brendanpodger said...

I think most boys will read books no matter who the main protagonist is as long as there is a fair bit of action. I remember reading an SE Hinton book for school and basically not being ready for a book that was mainly about emotions, personalities and relationships. A year later I read another and got completely into it.

Rowena Cory Daniells said...

Brendan, there are grown men who aren't ready to read books about emotion and relationships!

I think it depends on the person. Anyone who likes reading SF or fantasy is willing to suspend their disbelief and identify with an Alien or an Orc, theoretically, it should be easier to identify with a human being who happens to be a different gender. grin.

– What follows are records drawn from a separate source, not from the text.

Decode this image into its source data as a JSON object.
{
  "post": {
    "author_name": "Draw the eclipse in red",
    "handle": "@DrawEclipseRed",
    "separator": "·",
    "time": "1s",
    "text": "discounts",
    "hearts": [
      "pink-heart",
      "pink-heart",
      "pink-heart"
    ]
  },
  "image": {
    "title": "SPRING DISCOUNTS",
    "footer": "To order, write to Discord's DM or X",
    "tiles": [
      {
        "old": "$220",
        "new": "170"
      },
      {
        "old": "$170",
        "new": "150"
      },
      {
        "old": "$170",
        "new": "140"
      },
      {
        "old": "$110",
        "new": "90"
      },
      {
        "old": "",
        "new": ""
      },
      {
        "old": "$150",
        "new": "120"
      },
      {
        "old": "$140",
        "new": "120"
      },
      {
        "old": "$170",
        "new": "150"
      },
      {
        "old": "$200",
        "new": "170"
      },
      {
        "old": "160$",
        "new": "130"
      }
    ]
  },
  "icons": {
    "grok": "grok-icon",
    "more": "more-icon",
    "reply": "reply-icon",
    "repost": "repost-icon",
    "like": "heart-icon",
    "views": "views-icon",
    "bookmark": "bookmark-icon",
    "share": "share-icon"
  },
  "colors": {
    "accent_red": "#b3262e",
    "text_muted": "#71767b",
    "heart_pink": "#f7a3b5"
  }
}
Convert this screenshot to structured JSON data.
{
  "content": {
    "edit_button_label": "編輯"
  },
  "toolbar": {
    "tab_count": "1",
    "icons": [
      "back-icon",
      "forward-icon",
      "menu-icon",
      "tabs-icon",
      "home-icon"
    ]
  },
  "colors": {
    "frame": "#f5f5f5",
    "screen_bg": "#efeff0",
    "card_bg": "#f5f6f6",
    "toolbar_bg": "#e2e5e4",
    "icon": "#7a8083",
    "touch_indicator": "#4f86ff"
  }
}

Rowena Cory Daniells said...

On Behalf of Dave:

Brendan -- Apart from a desire to have Ann McCaffrey's name spelled correctly, I won't quarrel. I would, however, point out that to my mind her greatest work is her early "The Ship Who Sang", and that doesn't suffer from that problem, being a romance and a tragedy. I recommend it."

TansyRR said...

I suspect that male readers (especially teens) are more likely to be put off by a girl (or general girliness) on the cover of a book than as a protagonist...

I've read some shocking male protagonists by women writers or female protagonists by male writers and also some brilliant ones. I do think that if someone completely nails a character of the opposite gender then they deserve some credit, because it is a hard thing to do! Particularly in the first person, which is a rare, rare thing.

It took me a long time to get up the nerve to attempt male protagonists...

I was once told to my face by a male acquaintance that he wouldn't read my books because they were too girly.

I think the more outside yourself you are writing, the more you need to find pre-publication readers to call you up on blatant clangers if you can (obviously alien first readers are hard to locate). Voice can be a tricky thing. There are so many different kinds of male and female voices, after all.

In one sense it's brave as an author to present a protagonist of the opposite gender because the reader is more likely to be critical because they are aware of that - but then the hypothetical reader is always going to be critical of something. If the male author writes an annoying female protagonist it's because he's a man... if the female author does it it's because she's 'projecting herself into her own fantasy...'

brendanpodger said...

Rowena(or Dave): You are of course right no one should spell Anne's name incorrectly. I suppose the reason why she stands out for what I consider her crimes against the female is on the whole her books are fantastic reads. I own and regularly re-read everything she wrote up to 1991(All the Weyrs of Pern) except for "Renegades" which in my opinion is Exhibit One in her trial. I continued to read all the books released for a couple of years after when I became disillusioned with her writing and gave up.

I agree that "The Ship that Sang" stories are by far and away her best and her explanation that she wrote them as catharsis for traumatic events in her life explains this. She is much more honest than she might otherwise be.

Rowena(san Dave)and Tansy: What can I say? Some men mature earlier than others.

Rowena Cory Daniells said...

LOL, Brendan, blame me, not Dave. I'm a terrible speller!